About this exercise | Pull every line that holds the word "screenshot" from the entries.

Material shown |
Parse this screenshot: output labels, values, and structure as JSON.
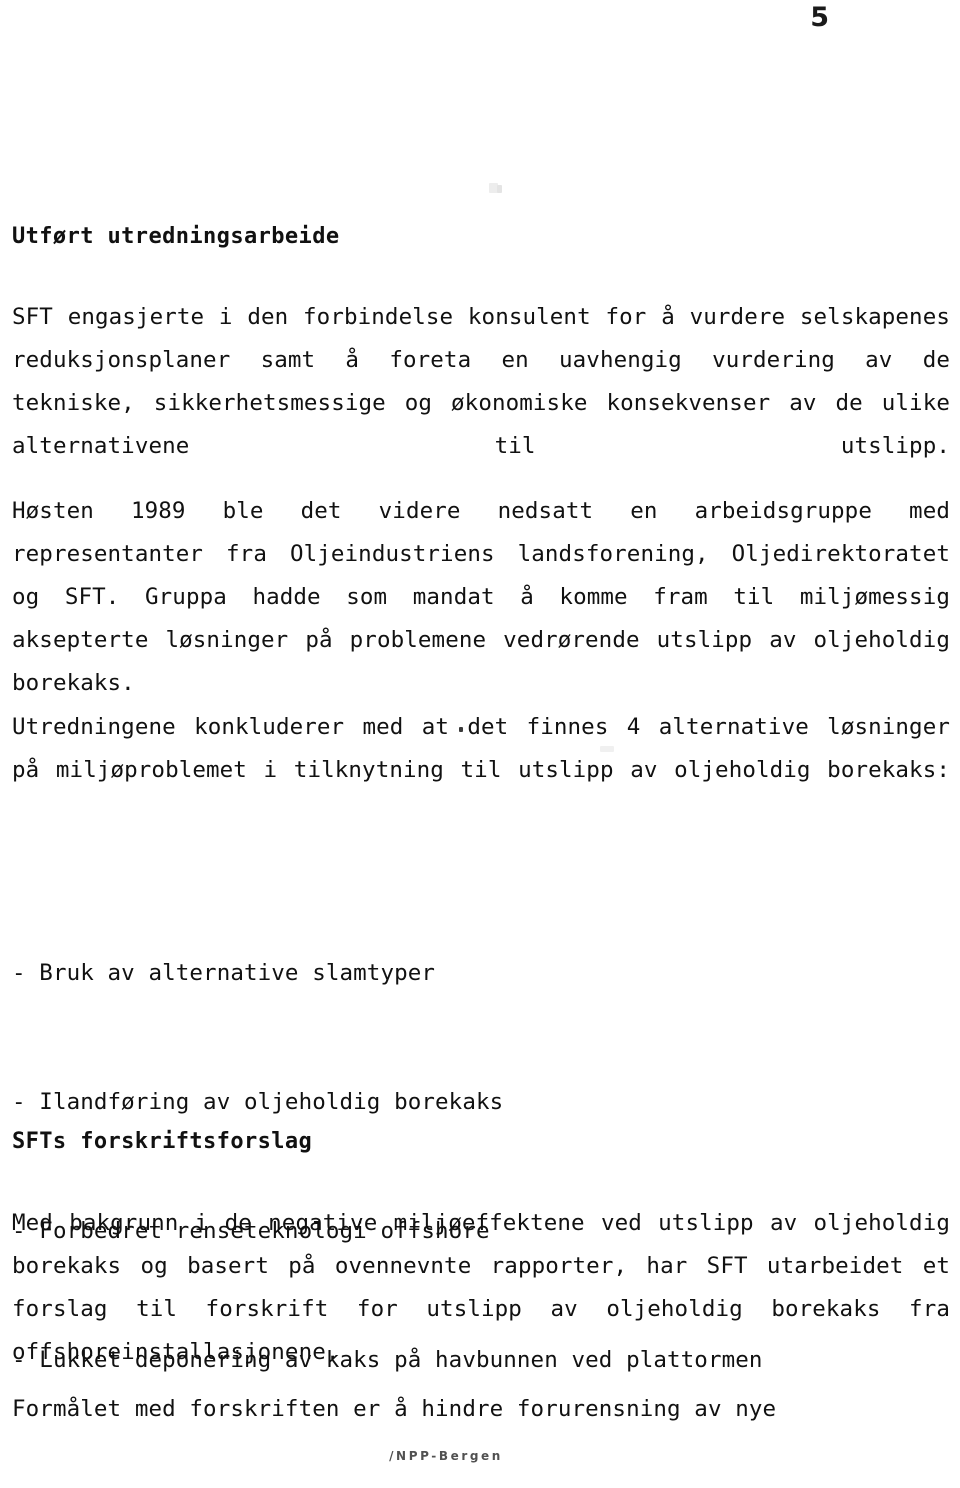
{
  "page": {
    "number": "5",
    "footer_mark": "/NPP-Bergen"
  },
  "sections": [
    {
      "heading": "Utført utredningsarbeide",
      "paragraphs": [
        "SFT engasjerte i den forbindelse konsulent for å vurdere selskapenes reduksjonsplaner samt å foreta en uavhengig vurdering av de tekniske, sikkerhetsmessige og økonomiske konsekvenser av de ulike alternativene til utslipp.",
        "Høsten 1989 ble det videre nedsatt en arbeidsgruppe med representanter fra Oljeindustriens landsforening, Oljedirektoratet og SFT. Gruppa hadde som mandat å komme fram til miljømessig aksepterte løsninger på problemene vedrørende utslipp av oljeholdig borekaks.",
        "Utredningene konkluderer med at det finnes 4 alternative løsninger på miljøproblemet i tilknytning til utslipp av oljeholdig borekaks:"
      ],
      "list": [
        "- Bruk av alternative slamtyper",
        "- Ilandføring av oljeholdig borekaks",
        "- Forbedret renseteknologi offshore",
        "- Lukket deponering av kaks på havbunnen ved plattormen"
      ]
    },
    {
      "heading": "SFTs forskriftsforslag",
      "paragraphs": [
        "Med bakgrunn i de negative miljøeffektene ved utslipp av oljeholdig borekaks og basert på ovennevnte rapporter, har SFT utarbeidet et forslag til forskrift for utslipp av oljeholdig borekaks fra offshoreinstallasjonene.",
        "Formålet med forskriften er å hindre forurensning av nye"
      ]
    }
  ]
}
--
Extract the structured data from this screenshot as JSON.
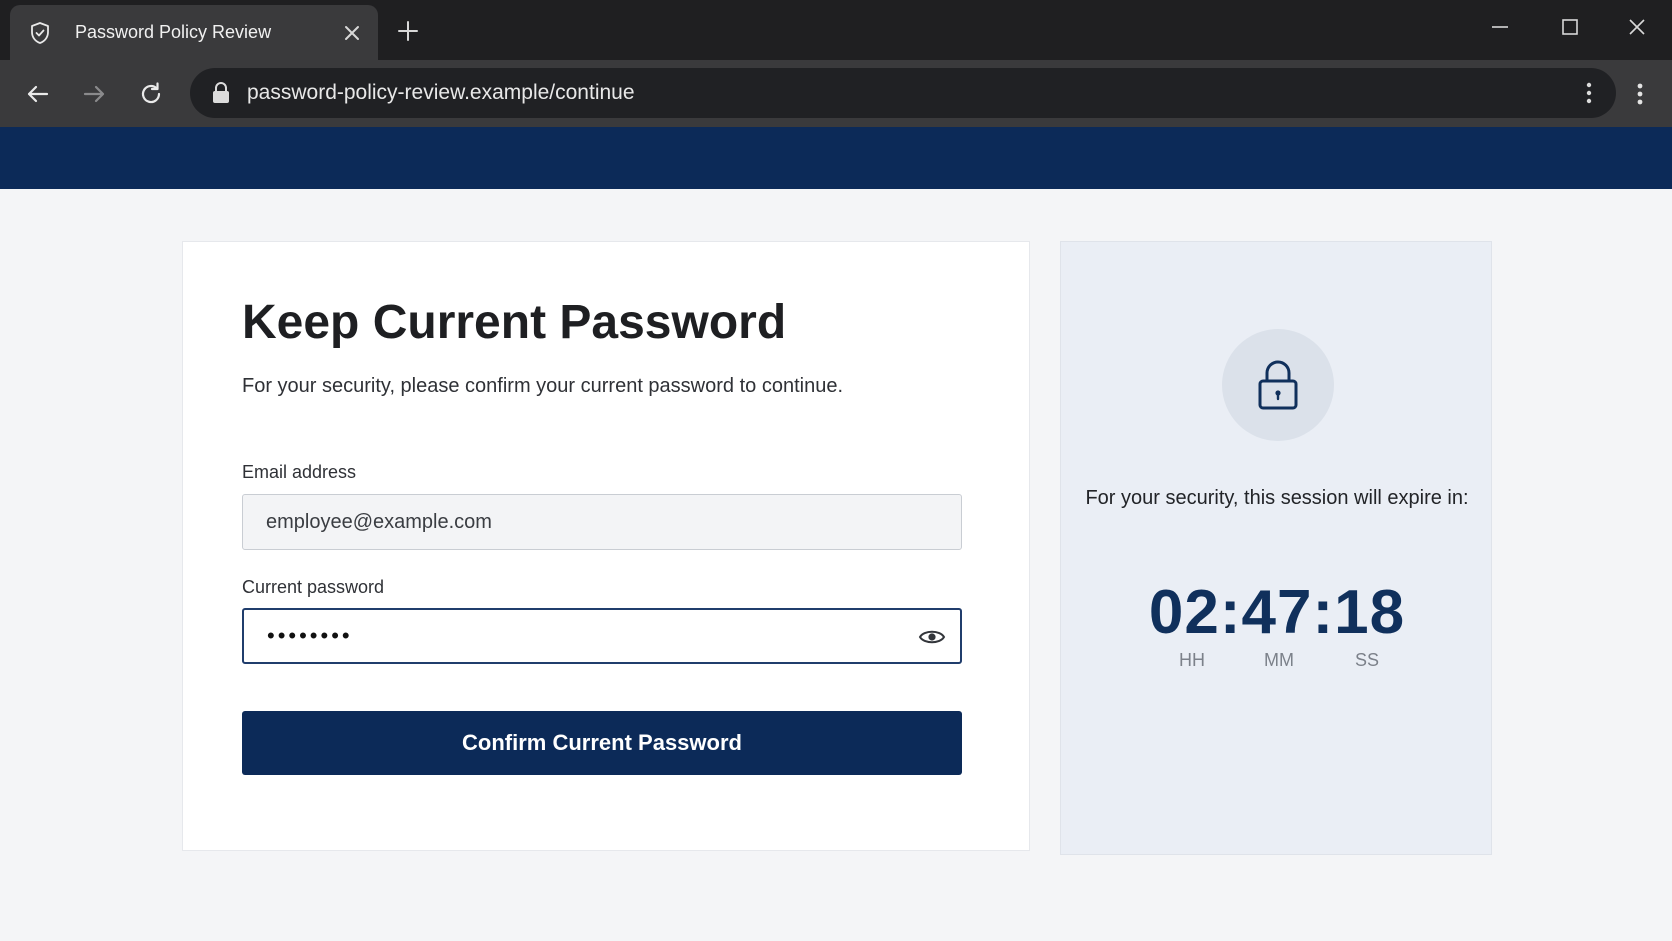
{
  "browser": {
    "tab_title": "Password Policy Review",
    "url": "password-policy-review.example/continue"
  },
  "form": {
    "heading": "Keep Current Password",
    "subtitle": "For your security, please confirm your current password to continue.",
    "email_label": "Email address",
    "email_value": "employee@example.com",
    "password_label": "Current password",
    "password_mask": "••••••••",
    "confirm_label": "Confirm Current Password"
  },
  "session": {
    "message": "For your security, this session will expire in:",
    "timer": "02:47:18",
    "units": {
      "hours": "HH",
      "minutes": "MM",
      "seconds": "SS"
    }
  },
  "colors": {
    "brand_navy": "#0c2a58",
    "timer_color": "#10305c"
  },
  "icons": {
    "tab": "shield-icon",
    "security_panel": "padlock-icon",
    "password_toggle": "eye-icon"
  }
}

Solution for this problem |
Parse this screenshot: output labels, values, and structure as JSON.
Extract the structured data from this screenshot as JSON.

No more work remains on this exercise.